As a Serious Play (using playful methods for serious ends) practitioner, my biggest challenge is convincing some folks how “play” is important in a business-related environment. To that end, this will be the first in a series of articles that show how play in our lives is a vibrant force for both personal and organizational success.
There was a time when employment applicants, especially younger ones with limited employment experience, were encouraged to round out their resumés with their “hobbies and interests.” Over time, this section was regarded as “fill,” with little relevance to the employer and the employment applicant.
As we move towards the skills-based resumé, the role of “hobbies and interests” (I would call it Relevant Personal Experiences today) can once again find its rightful place on the resumé, providing a vital addition to the standard professional resumé for many applicants, no matter what stage of their career journey. As well, potential employers will benefit as they look outside of the box for the skills and values that they are seeking for their workplace.
Three Examples of the Power of Play in our Work Life and Resumé
A while back I was asked to be part of a resumé review event for graduating university students. I had but 5 minutes with each student to review their resumé and provide any comments I thought were appropriate. After two students, I noticed that almost none of them had listed any outside interests, and if they had, they had limited their description to individual words stating what their hobbies or interests were. I asked one student why she had chosen not to list her hobbies and interests and the reply was, “we were told to leave it out because employers don’t care about that.” Yikes!
Now, to be fair, when most applicants list hobbies and interests, they are not much use for employers because they fail to elaborate on what relevance they have to the position being applied to. And, unfortunately, many potential employers are preoccupied with what is on the resumé, not with what isn’t on it. Let me show you what applicants (and potential employers) could be missing when we leave out the play in our lives from our resumés.
The Classical Indian Dancer
The first student had listed one of her two relevant personal experiences as “dance.” I asked her if she enjoyed clubbing. She said, “no I’m a classical Indian dancer.” In the next two minutes, she described how she is the founder and leader of a traditional Indian dance troupe. They perform in front of very large crowds and for important cultural events. I quickly had her debrief what this “hobby” gave her in terms of marketable skills. The answers were leadership, organization, discipline, public presentations, marketing, resilience… in short, she had left out something that showed more about her and her skill sets than the rest of her resumé combined. She was stunned at the thought that this could show something about her for employment purposes.

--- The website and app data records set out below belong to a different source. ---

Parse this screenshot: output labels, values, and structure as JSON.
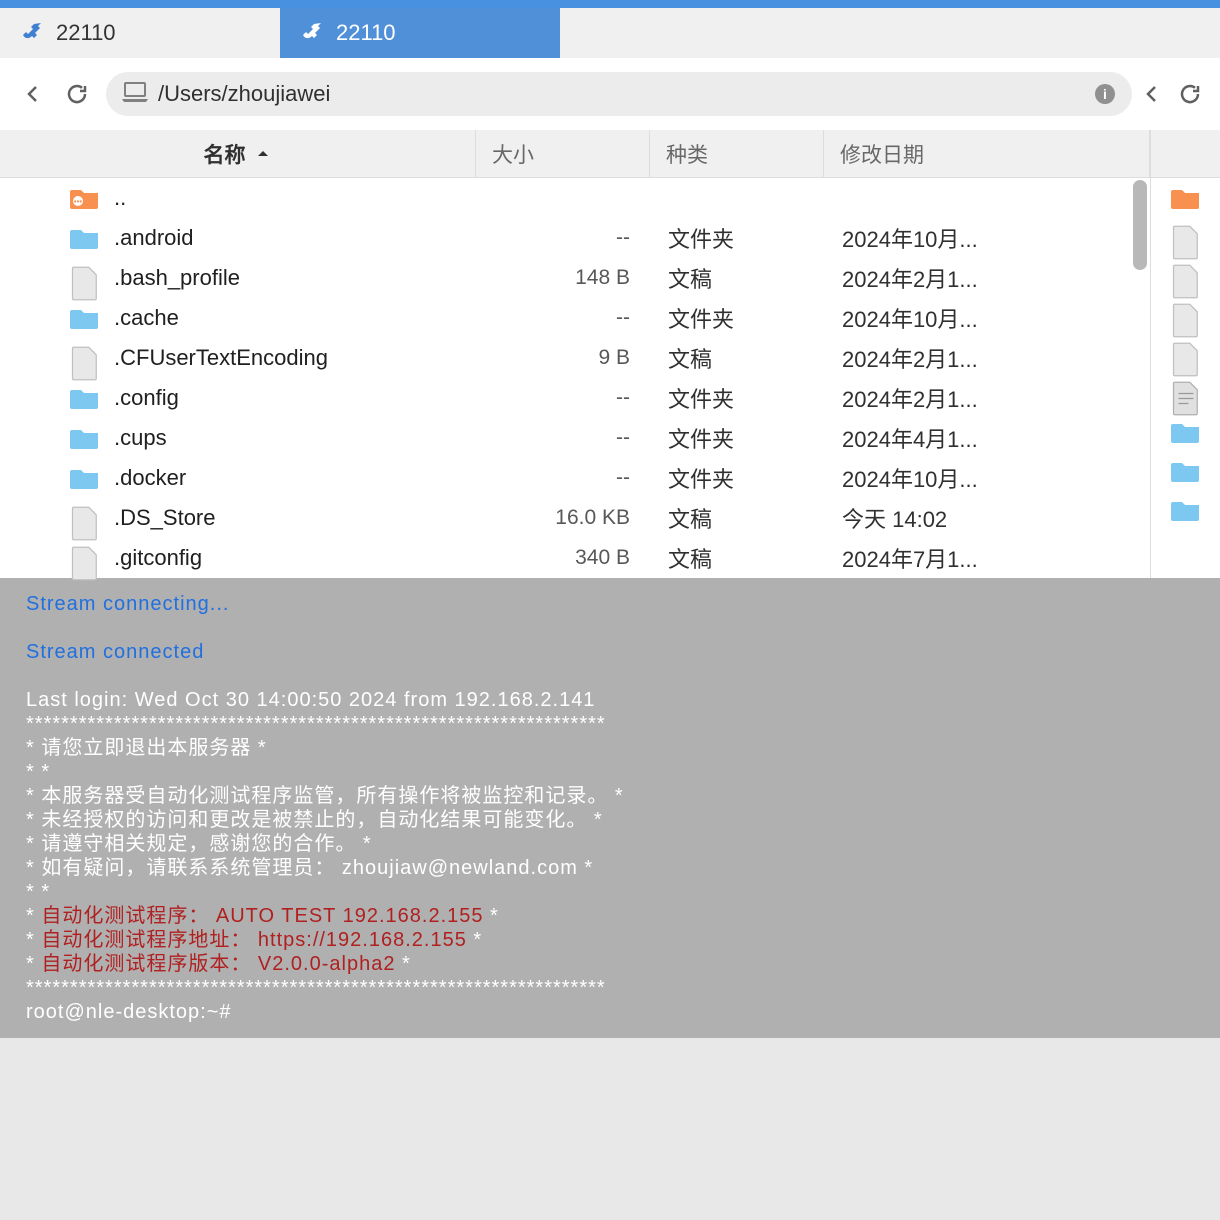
{
  "tabs": [
    {
      "label": "22110",
      "active": false
    },
    {
      "label": "22110",
      "active": true
    }
  ],
  "path": "/Users/zhoujiawei",
  "headers": {
    "name": "名称",
    "size": "大小",
    "kind": "种类",
    "date": "修改日期"
  },
  "parent_row": {
    "name": ".."
  },
  "files": [
    {
      "name": ".android",
      "size": "--",
      "kind": "文件夹",
      "date": "2024年10月...",
      "type": "folder"
    },
    {
      "name": ".bash_profile",
      "size": "148 B",
      "kind": "文稿",
      "date": "2024年2月1...",
      "type": "file"
    },
    {
      "name": ".cache",
      "size": "--",
      "kind": "文件夹",
      "date": "2024年10月...",
      "type": "folder"
    },
    {
      "name": ".CFUserTextEncoding",
      "size": "9 B",
      "kind": "文稿",
      "date": "2024年2月1...",
      "type": "file"
    },
    {
      "name": ".config",
      "size": "--",
      "kind": "文件夹",
      "date": "2024年2月1...",
      "type": "folder"
    },
    {
      "name": ".cups",
      "size": "--",
      "kind": "文件夹",
      "date": "2024年4月1...",
      "type": "folder"
    },
    {
      "name": ".docker",
      "size": "--",
      "kind": "文件夹",
      "date": "2024年10月...",
      "type": "folder"
    },
    {
      "name": ".DS_Store",
      "size": "16.0 KB",
      "kind": "文稿",
      "date": "今天 14:02",
      "type": "file"
    },
    {
      "name": ".gitconfig",
      "size": "340 B",
      "kind": "文稿",
      "date": "2024年7月1...",
      "type": "file"
    }
  ],
  "right_icons": [
    "parent",
    "file",
    "file",
    "file",
    "file",
    "doc",
    "folder",
    "folder",
    "folder"
  ],
  "terminal": {
    "connecting": "Stream connecting...",
    "connected": "Stream connected",
    "lastlogin": "Last login: Wed Oct 30 14:00:50 2024 from 192.168.2.141",
    "bar": "******************************************************************",
    "l1": "*                     请您立即退出本服务器                       *",
    "l2": "*                                                                *",
    "l3": "*   本服务器受自动化测试程序监管，所有操作将被监控和记录。       *",
    "l4": "*   未经授权的访问和更改是被禁止的，自动化结果可能变化。         *",
    "l5": "*   请遵守相关规定，感谢您的合作。                               *",
    "l6": "*   如有疑问，请联系系统管理员： zhoujiaw@newland.com            *",
    "l7": "*                                                                *",
    "r1a": "*   ",
    "r1b": "自动化测试程序：        AUTO TEST 192.168.2.155",
    "r1c": "              *",
    "r2a": "*   ",
    "r2b": "自动化测试程序地址：    https://192.168.2.155",
    "r2c": "                *",
    "r3a": "*   ",
    "r3b": "自动化测试程序版本：    V2.0.0-alpha2",
    "r3c": "                        *",
    "prompt": "root@nle-desktop:~#"
  }
}
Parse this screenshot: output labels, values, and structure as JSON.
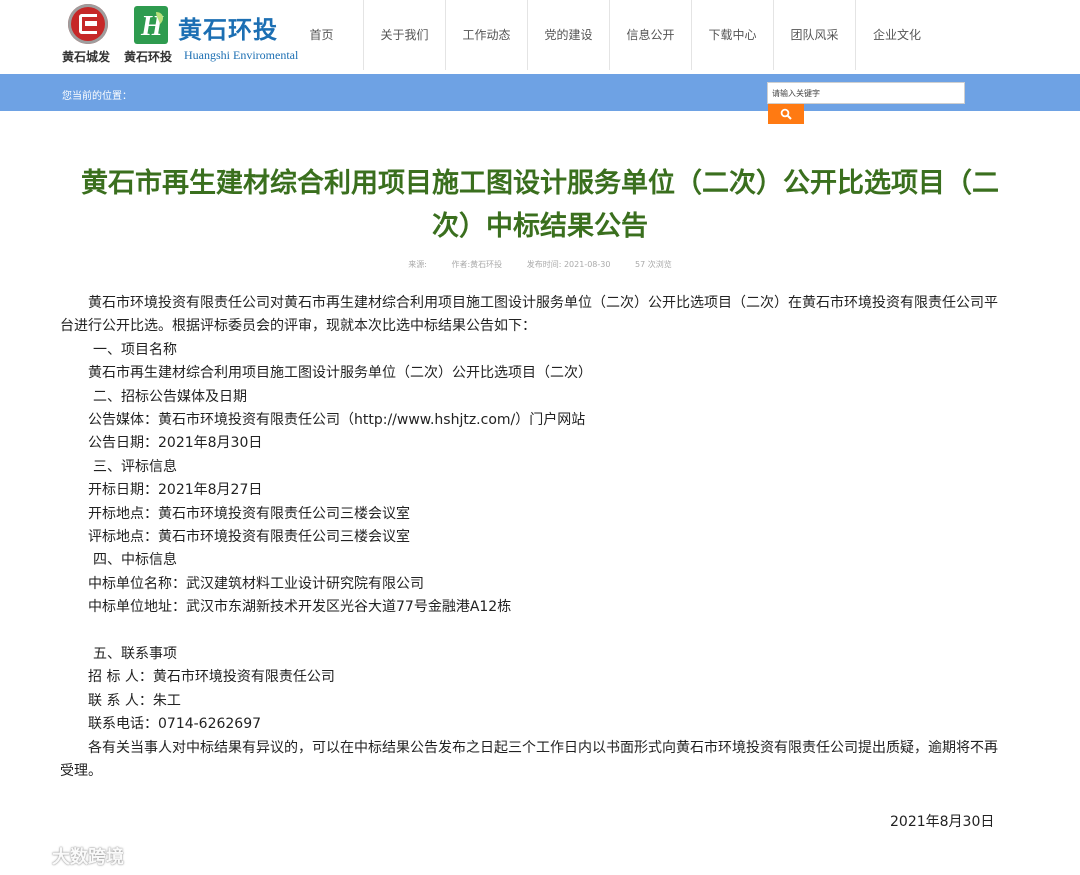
{
  "header": {
    "logo1_name": "黄石城发",
    "logo2_mark_text": "H",
    "logo2_cn": "黄石环投",
    "logo2_sub": "黄石环投",
    "logo2_en": "Huangshi Enviromental",
    "nav": [
      "首页",
      "关于我们",
      "工作动态",
      "党的建设",
      "信息公开",
      "下载中心",
      "团队风采",
      "企业文化"
    ]
  },
  "bar": {
    "crumb": "您当前的位置：",
    "search_placeholder": "请输入关键字",
    "accent": "#6ea2e4",
    "button_color": "#ff7a12"
  },
  "article": {
    "title": "黄石市再生建材综合利用项目施工图设计服务单位（二次）公开比选项目（二次）中标结果公告",
    "meta": {
      "source": "来源:",
      "author": "作者:黄石环投",
      "date": "发布时间: 2021-08-30",
      "views": "57 次浏览"
    },
    "intro": "黄石市环境投资有限责任公司对黄石市再生建材综合利用项目施工图设计服务单位（二次）公开比选项目（二次）在黄石市环境投资有限责任公司平台进行公开比选。根据评标委员会的评审，现就本次比选中标结果公告如下：",
    "s1_head": "一、项目名称",
    "s1_body": "黄石市再生建材综合利用项目施工图设计服务单位（二次）公开比选项目（二次）",
    "s2_head": "二、招标公告媒体及日期",
    "s2_media": "公告媒体：黄石市环境投资有限责任公司（http://www.hshjtz.com/）门户网站",
    "s2_date": "公告日期：2021年8月30日",
    "s3_head": "三、评标信息",
    "s3_open_date": "开标日期：2021年8月27日",
    "s3_open_place": "开标地点：黄石市环境投资有限责任公司三楼会议室",
    "s3_eval_place": "评标地点：黄石市环境投资有限责任公司三楼会议室",
    "s4_head": "四、中标信息",
    "s4_winner": "中标单位名称：武汉建筑材料工业设计研究院有限公司",
    "s4_address": "中标单位地址：武汉市东湖新技术开发区光谷大道77号金融港A12栋",
    "s5_head": "五、联系事项",
    "s5_tenderer": "招 标 人：黄石市环境投资有限责任公司",
    "s5_contact": "联 系 人：朱工",
    "s5_phone": "联系电话：0714-6262697",
    "closing": "各有关当事人对中标结果有异议的，可以在中标结果公告发布之日起三个工作日内以书面形式向黄石市环境投资有限责任公司提出质疑，逾期将不再受理。",
    "sign_date": "2021年8月30日"
  },
  "watermark": "大数跨境",
  "colors": {
    "title": "#3a6f1e",
    "brand_blue": "#1c6fb3",
    "brand_green": "#2e9b4f",
    "brand_red": "#c62828"
  }
}
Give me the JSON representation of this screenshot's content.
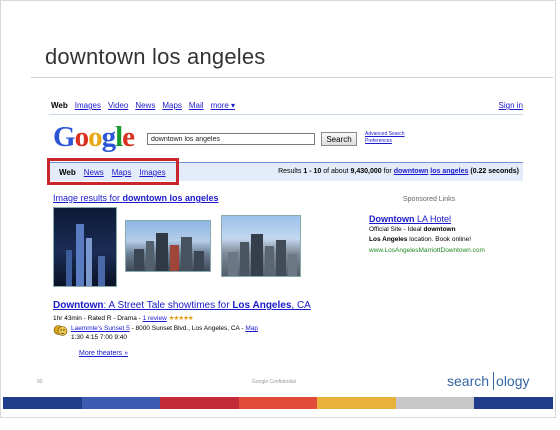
{
  "slide": {
    "title": "downtown los angeles",
    "slide_number": "90",
    "footer_confidential": "Google Confidential",
    "brand_left": "search",
    "brand_right": "ology",
    "stripe_colors": [
      "#1f3d8a",
      "#3c5bb0",
      "#c22a3a",
      "#e24a3a",
      "#e8b23a",
      "#c7c7c7",
      "#1f3d8a"
    ]
  },
  "serp": {
    "topnav": [
      "Web",
      "Images",
      "Video",
      "News",
      "Maps",
      "Mail",
      "more ▾"
    ],
    "sign_in": "Sign in",
    "logo_letters": [
      "G",
      "o",
      "o",
      "g",
      "l",
      "e"
    ],
    "search_query": "downtown los angeles",
    "search_button": "Search",
    "advanced_search": "Advanced Search",
    "preferences": "Preferences",
    "verticals": [
      "Web",
      "News",
      "Maps",
      "Images"
    ],
    "results_stats": {
      "prefix": "Results ",
      "range": "1 - 10",
      "of_about": " of about ",
      "total": "9,430,000",
      "for": " for ",
      "query_word1": "downtown",
      "query_word2": "los angeles",
      "time": "(0.22 seconds)"
    },
    "image_results": {
      "prefix": "Image results for ",
      "query": "downtown los angeles"
    },
    "sponsored_label": "Sponsored Links",
    "ad": {
      "title_bold": "Downtown",
      "title_rest": " LA Hotel",
      "line1_prefix": "Official Site - Ideal ",
      "line1_bold": "downtown",
      "line2_bold": "Los Angeles",
      "line2_rest": " location. Book online!",
      "url": "www.LosAngelesMarriottDowntown.com"
    },
    "movie": {
      "title_bold1": "Downtown",
      "title_mid": ": A Street Tale showtimes for ",
      "title_bold2": "Los Angeles",
      "title_end": ", CA",
      "meta": "1hr 43min - Rated R - Drama - ",
      "review": "1 review",
      "stars": "★★★★★",
      "theater_name": "Laemmle's Sunset 5",
      "theater_addr": " - 8000 Sunset Blvd., Los Angeles, CA - ",
      "map_link": "Map",
      "showtimes": "1:30  4:15  7:00  9:40",
      "more_theaters": "More theaters »"
    }
  }
}
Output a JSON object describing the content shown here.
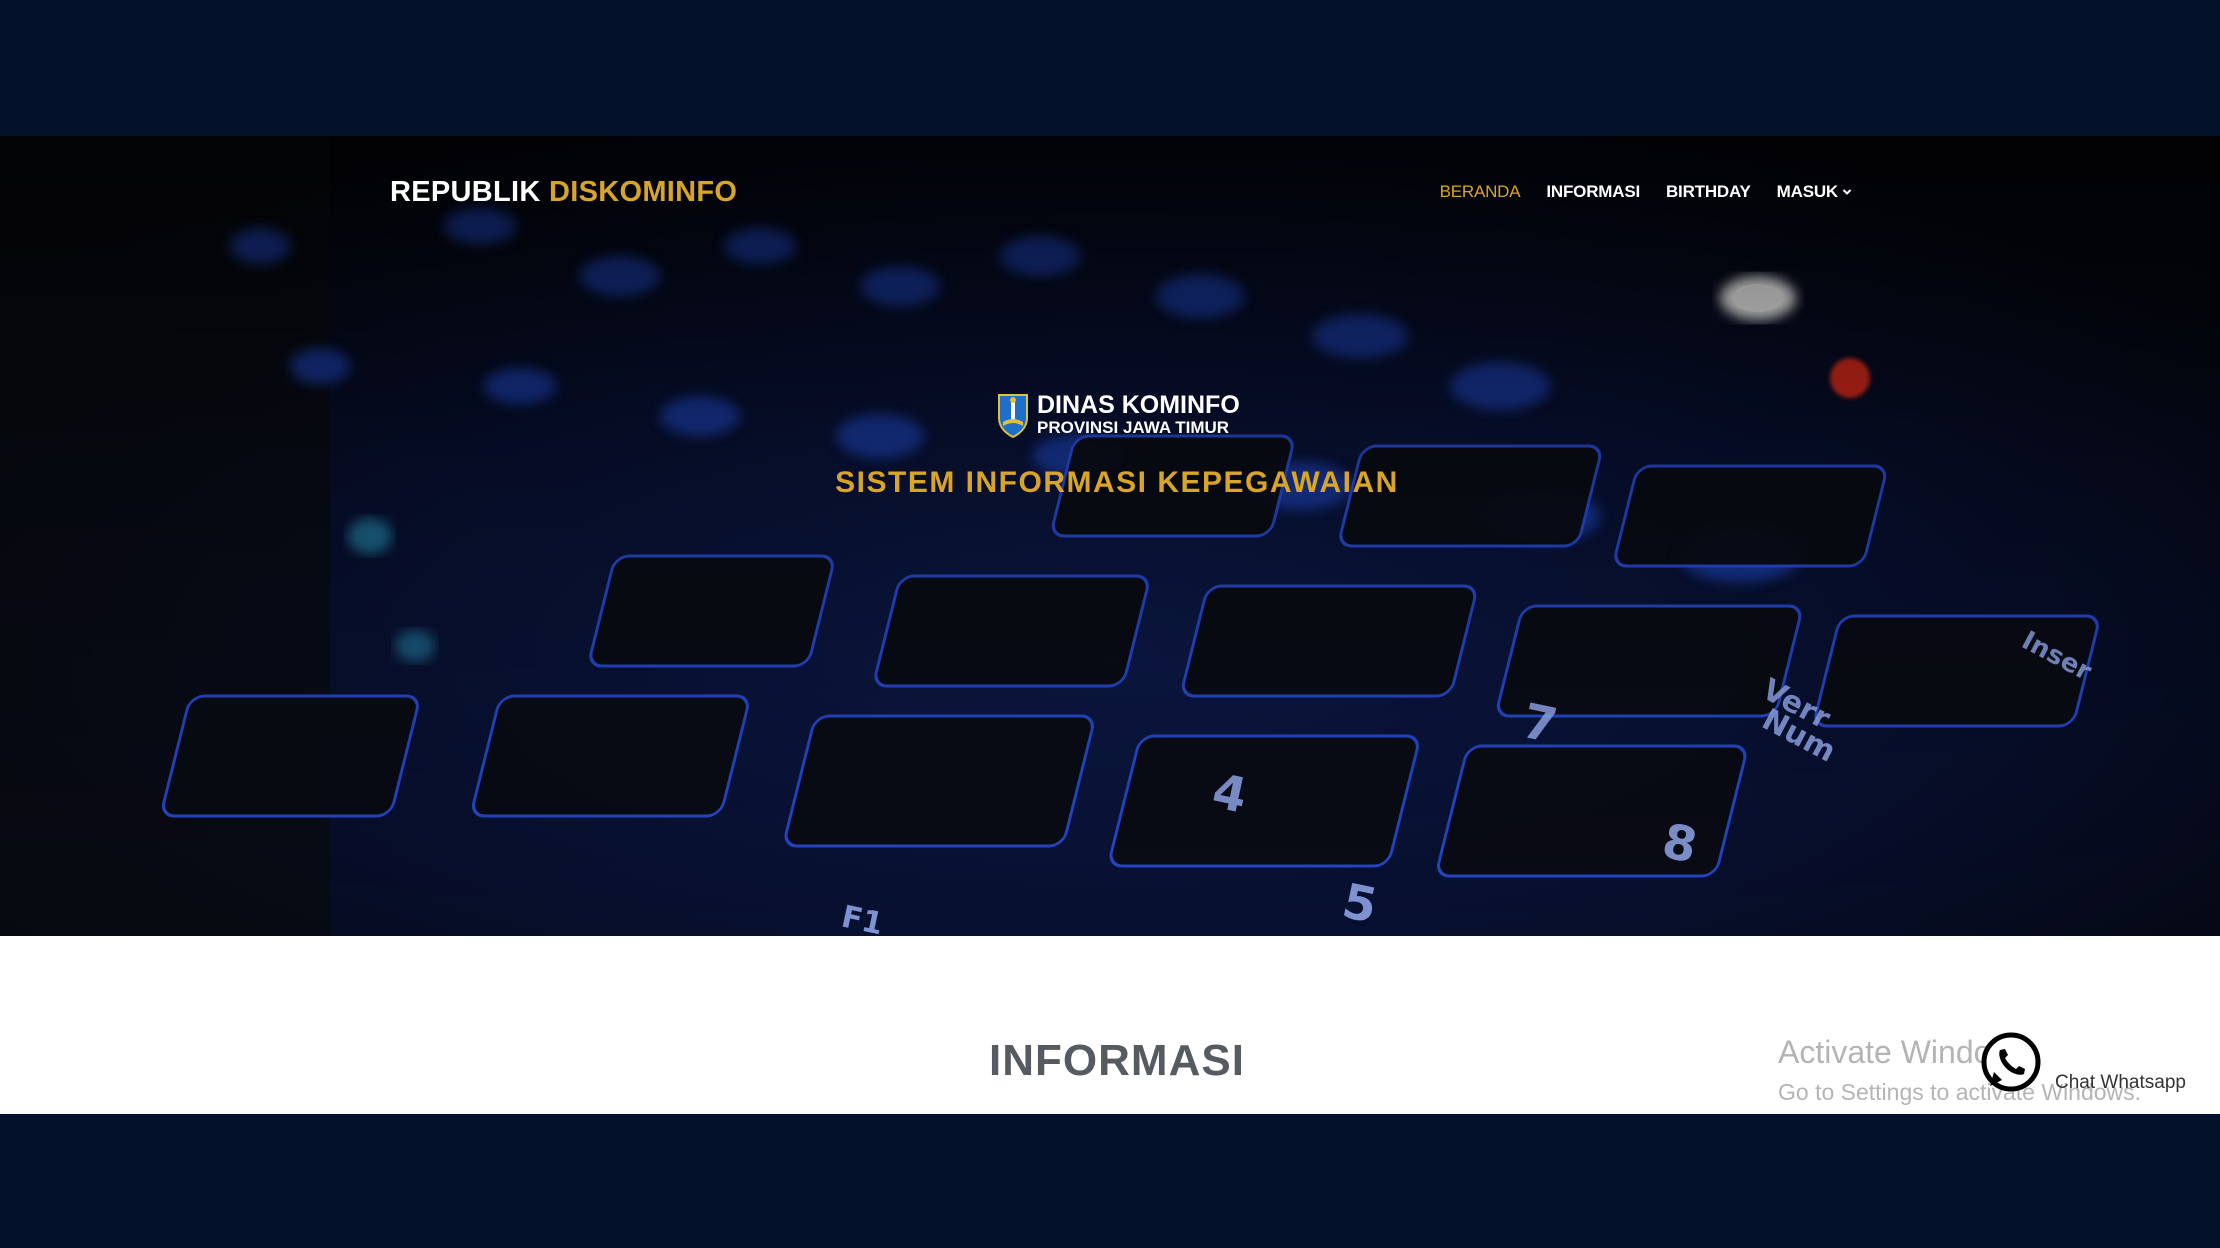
{
  "navbar": {
    "brand_part1": "REPUBLIK",
    "brand_part2": "DISKOMINFO",
    "items": [
      {
        "label": "BERANDA",
        "active": true
      },
      {
        "label": "INFORMASI",
        "active": false
      },
      {
        "label": "BIRTHDAY",
        "active": false
      },
      {
        "label": "MASUK",
        "active": false,
        "dropdown": true
      }
    ]
  },
  "hero": {
    "logo_line1": "DINAS KOMINFO",
    "logo_line2": "PROVINSI JAWA TIMUR",
    "subtitle": "SISTEM INFORMASI KEPEGAWAIAN"
  },
  "section": {
    "title": "INFORMASI"
  },
  "watermark": {
    "line1": "Activate Windows",
    "line2": "Go to Settings to activate Windows."
  },
  "whatsapp": {
    "label": "Chat Whatsapp"
  },
  "colors": {
    "accent": "#d9a528",
    "frame": "#04112b",
    "section_title": "#555b61",
    "whatsapp": "#000000"
  }
}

The Political Columnist
The following student listed nothing in this category, but when I asked her if she had anything noteworthy, she looked puzzled then mentioned she wrote a blog about political and current affairs. I asked her to pull the blog up on her phone so I could quickly view it. It was brilliant. Her writing skills were exceptional (her resumé was non-descript), her insights into current events were more than showed a keen insight into the subject matter Her writing demonstrated her tremendous critical thinking skills and analytical skills. They were also a window into her value base, one that made me say to myself, “this is a person who would be a fit for my organization.” We quickly debriefed about what this told others about herself and how she could extract and show entire value and skill sets from it. She left to re-do her resumé.
The Wedding Planner
The final student told me she was an aspiring special events coordinator, although her resumé showed no formal experience with that. When I asked her why she had chosen this professional path, she told me that she really enjoyed doing it for people in her life. I asked her to elaborate. She went on to tell me she had volunteered to organize the weddings of some friends and most recently, her sister. She then went into great detail about the events, especially her sister’s wedding, which had 400 people in attendance! When I asked her how the events went, she beamed and said “great!” But none of this was on her resumé?! Her sheepish reply was that she didn’t think she should list it because she wasn’t paid (interviewer facepalm). She came in with nothing but left with the foundation of a resumé that would gain her entry into her field in a big way. She was amazing, but neither she nor a potential employer would be aware of it based on her resumé.
Play is Powerful
In each of these cases, you can see how a lack of awareness of the role of play in our lives can compromise one’s resumé and employment opportunities. These are things that we do just because we love to do them, and often with a high degree of skill. Identifying meaningful play-related knowledge and skills and your ability to port skill sets from area to area is a skill unto itself. So, no matter what style of resumé you use, take a look at the role of play in your life, ask yourself what skills, values and knowledge each has given/gives to you and think about how they fit with the position at hand. And employers, if you don’t see “play” on an applicant’s resumé, ask them. It’s an entrance into a gold mine of skills and a window into who the applicant really is.